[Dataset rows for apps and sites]
------------------------------------------------------------

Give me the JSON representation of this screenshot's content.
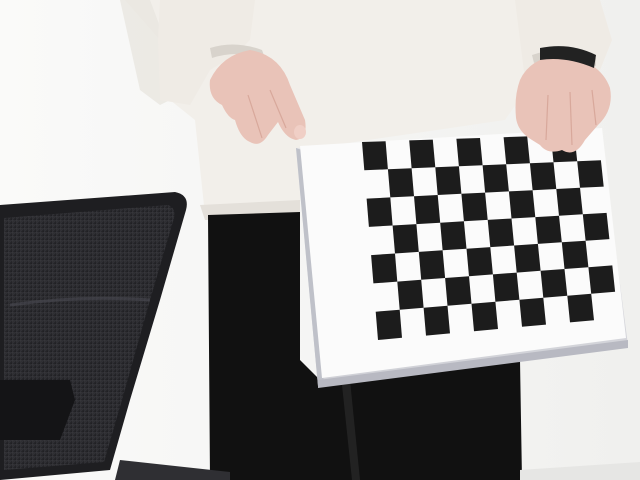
{
  "scene": {
    "subject": "person-holding-checkerboard",
    "calibration_board": {
      "rows": 7,
      "cols": 10,
      "square_color": "#1c1c1c",
      "board_color": "#fbfbfb"
    },
    "colors": {
      "background": "#f4f4f2",
      "sweater": "#f1eee8",
      "pants": "#101010",
      "chair": "#2a2a2a",
      "skin": "#e9c3b8"
    }
  }
}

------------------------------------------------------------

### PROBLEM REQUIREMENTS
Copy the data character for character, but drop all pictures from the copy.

### TASK SOLUTION
Give me the JSON representation of this screenshot's content.
{
  "scene": {
    "subject": "person-holding-checkerboard",
    "calibration_board": {
      "rows": 7,
      "cols": 10,
      "square_color": "#1c1c1c",
      "board_color": "#fbfbfb"
    },
    "colors": {
      "background": "#f4f4f2",
      "sweater": "#f1eee8",
      "pants": "#101010",
      "chair": "#2a2a2a",
      "skin": "#e9c3b8"
    }
  }
}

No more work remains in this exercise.